For true-adventure buffs: an engrossing tale of brains, careerism, and clashing egos on the high seas.

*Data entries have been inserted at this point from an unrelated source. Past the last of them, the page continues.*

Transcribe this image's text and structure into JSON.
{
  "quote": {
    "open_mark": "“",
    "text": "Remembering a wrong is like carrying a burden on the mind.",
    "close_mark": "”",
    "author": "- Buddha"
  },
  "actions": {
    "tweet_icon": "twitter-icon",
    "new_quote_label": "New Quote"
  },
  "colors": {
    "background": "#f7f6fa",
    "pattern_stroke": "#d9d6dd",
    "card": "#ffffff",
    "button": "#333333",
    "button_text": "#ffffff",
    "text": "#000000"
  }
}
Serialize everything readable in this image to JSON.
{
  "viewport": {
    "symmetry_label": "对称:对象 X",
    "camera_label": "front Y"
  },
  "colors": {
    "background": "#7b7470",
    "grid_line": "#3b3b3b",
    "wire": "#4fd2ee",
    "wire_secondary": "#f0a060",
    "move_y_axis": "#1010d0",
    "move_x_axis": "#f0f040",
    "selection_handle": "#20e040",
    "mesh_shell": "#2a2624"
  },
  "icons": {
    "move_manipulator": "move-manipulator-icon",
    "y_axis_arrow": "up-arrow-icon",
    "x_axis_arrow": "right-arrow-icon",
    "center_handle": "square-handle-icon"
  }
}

Eighty years ago, there was no more famous pop-science writer than William Beebe. As nature-documentary producer Matsen writes, by 1926 Beebe had produced 11 books and hundreds of articles about his adventures on behalf of the New York Zoological Society, for which he was a curator of ornithology, and in doing so had acquired thousands of fans. One was a Columbia engineering student named Otis Barton, who was amazed to read that Beebe was planning a descent via a “steel cylinder” into the Atlantic deep; the cylinder’s walls were reported to be a quarter-inch thick, good for a descent of a mile or more. For the mission to succeed, however, Barton calculated that the tanker would have to be either much thicker or so heavily braced that a passenger would not be able to fit inside. Barton took his concerns to Beebe and struck a deal: Barton would pay for a bathyscaphe and accompany Beebe on a diving expedition. Beebe walked a tightrope between science and celebrity, Matsen writes, and it did not help matters that Barton was as hungry for renown as he; their diving efforts may have been less successful than either would have wished, but at least neither died—and their contraption worked. Still, Barton and Beebe fell out, with Barton complaining that Beebe hogged all the publicity and that none of the newspapers cared about his side of the story. “It wasn’t so much that Barton wanted more credit for building the Bathysphere and making the dives, though he had done all that,” writes Matsen, “but that every line of ink was money in the bank if he hoped to make a living in the movie business.” Beebe went on to other things, while Barton continued his diving experiments, both diminished by the feud.
Beebe is still somewhat known today, however, while Barton is not. Matsen gives him overdue recognition, even as he offers a cautionary tale about the price of fame.